Currently, there is a backlog of approximately 750,000 patent applications pending in the United States Patent and Trademark Office.  In the words of Gary Locke, U.S. Secretary of Commerce:
    
[T]hat's a big problem, because innovation is the lifeblood of the U.S. economy.  The introduction of new products and services accounts for three-quarters of America's annual growth rate since World War II.  This innovation is fueled by business, inventors and entrepreneurs who depend on patent protection to attract capital investment and to promote and protect their products and services in the global marketplace.  Today, America's patent system--and by extension our entire innovation system--isn't working.  As a result, we are jeopardizing our edge in the global economy.

Depending on a number of factors, including the particular area of technology, one can expect the time from filing a patent application up until the date the patent is granted to take on average about four to six years.  This delay is problematic for a number of reasons acknowledged by Secretary Locke.

One of the reasons for the rising tide of patent applications, not only in the United States but in the patent offices of major industrialized nations around the world, is the now common practice of filing patent applications in the country in which the invention originated, as well as filing corresponding applications in multiple countries around the globe.

So the question is what, if anything, can be done to obtain a patent more quickly.  While the Patent Office has a number of different procedures in place which purport to accelerate the examination process, experience has shown many of these procedures have not been effective or readily accessible.

Since "clean tech" or "green tech" has been singled out in the United States as a strategic priority for economic development, and for more altruistic reasons, the Patent Office has instituted an accelerated examination procedure for patent applications directed to clean or green technology-related inventions.

Great, so problem solved if you are trying to patent a clean/green-type invention, right?  Unfortunately, the program has a significant deficiencies.  For instance, there are strict limitations placed on the number of claims that can be presented for examination, and only the first 3,000 applications filed before December 8, 2009 that meet criteria for accelerated examination under the program are eligible.  Interestingly, as of June 2010, only about 10% of the 3,000 application cap had been reached.
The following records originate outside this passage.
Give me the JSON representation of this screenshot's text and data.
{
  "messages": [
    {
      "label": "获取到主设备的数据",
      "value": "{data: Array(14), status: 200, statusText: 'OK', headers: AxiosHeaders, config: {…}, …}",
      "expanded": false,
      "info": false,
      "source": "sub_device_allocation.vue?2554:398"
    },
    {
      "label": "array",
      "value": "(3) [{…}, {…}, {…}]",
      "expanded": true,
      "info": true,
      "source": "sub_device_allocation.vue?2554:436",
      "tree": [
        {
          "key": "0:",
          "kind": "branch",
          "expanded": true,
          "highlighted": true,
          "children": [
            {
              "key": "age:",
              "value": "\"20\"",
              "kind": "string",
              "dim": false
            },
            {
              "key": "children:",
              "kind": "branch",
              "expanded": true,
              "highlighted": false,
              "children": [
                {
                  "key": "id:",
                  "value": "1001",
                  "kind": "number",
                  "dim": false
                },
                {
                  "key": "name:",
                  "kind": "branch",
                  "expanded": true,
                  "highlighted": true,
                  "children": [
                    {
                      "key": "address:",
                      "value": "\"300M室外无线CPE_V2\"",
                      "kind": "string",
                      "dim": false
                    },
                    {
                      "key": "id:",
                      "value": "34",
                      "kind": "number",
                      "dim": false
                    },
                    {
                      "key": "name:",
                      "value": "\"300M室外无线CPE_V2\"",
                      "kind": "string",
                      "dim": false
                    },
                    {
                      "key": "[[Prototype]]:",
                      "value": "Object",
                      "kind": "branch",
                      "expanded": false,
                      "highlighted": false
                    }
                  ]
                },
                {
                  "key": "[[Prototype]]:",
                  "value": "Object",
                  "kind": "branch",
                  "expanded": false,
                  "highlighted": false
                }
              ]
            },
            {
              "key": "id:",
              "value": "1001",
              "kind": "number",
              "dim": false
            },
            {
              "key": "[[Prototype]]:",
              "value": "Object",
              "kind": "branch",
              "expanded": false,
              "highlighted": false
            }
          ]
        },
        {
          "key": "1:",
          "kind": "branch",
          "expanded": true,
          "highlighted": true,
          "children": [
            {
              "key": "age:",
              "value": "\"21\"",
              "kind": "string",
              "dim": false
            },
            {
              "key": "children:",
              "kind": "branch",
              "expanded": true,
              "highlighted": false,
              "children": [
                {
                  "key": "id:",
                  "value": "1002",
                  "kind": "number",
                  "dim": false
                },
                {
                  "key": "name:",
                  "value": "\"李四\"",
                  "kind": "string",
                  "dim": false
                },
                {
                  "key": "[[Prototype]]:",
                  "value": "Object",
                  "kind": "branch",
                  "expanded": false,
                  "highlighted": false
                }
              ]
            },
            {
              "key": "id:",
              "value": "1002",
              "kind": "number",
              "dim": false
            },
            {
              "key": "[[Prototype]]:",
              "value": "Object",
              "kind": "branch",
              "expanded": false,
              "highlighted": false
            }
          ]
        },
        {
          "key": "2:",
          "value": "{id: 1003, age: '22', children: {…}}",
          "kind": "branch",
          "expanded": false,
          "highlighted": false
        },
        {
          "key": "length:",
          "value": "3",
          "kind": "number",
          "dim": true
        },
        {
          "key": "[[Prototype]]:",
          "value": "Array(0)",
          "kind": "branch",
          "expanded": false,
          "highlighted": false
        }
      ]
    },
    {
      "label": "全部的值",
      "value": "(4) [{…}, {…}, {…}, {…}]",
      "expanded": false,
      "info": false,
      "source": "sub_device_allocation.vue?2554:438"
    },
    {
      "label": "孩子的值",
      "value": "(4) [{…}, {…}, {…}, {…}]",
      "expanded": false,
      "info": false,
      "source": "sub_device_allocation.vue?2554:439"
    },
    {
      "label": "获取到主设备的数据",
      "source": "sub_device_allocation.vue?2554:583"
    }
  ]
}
One accelerated examination initiative undertaken by the Patent Office appears to hold more promise for all patent applicants, regardless of the subject matter of the invention.  This initiative is called the "Patent Prosecution Highway" or "PPH."  A Patent Prosecution Highway is a formalized work sharing agreement, where two or more countries agree that if a patent claim is allowed in one country, the applicant can ask to have a corresponding case examined out of turn in the other country.  Since each country has its own laws, there can be no agreement to automatically grant a patent in one country based on favorable examination in another country.  However, statistics taken from the PPH program between Japan and the United States indicate that the odds of obtaining a patent by utilizing the PPH far exceed those of patent applications examined according to normal procedures.  Taking as an example a situation where allowed claims are obtained in a case filed first in Japan, then using the PPH in the corresponding U.S. case,  the allowance rate is an astounding 95%, more that twice the rate of allowance of a patent examined in the U.S. Patent Office under normal examination procedures.

Unlike other accelerated examination procedures offered by the Patent Office, the process for utilizing the PPH is relatively simple.  Once an application has been accepted for accelerated examination under the PPH, examination can proceed very quickly, with a high probability for success, as noted above.  In short, the time and cost savings which can be realized utilizing the PPH to prosecute and obtain patents for an invention on a global basis can be extremely significant.

Of course, each situation is different, requiring an independent formulation of an appropriate strategy for achieving a particular set of objectives.  These objectives may or may not be best served by utilizing the Patent Prosecution Highway.

If you would like to discuss your particular situation and determine whether a patent filing strategy which utilizes the PPH, or other accelerated examination procedure, can help you best achieve your business goals and objectives, please contact Buchanan Ingersoll & Rooney's Intellectual Property Group.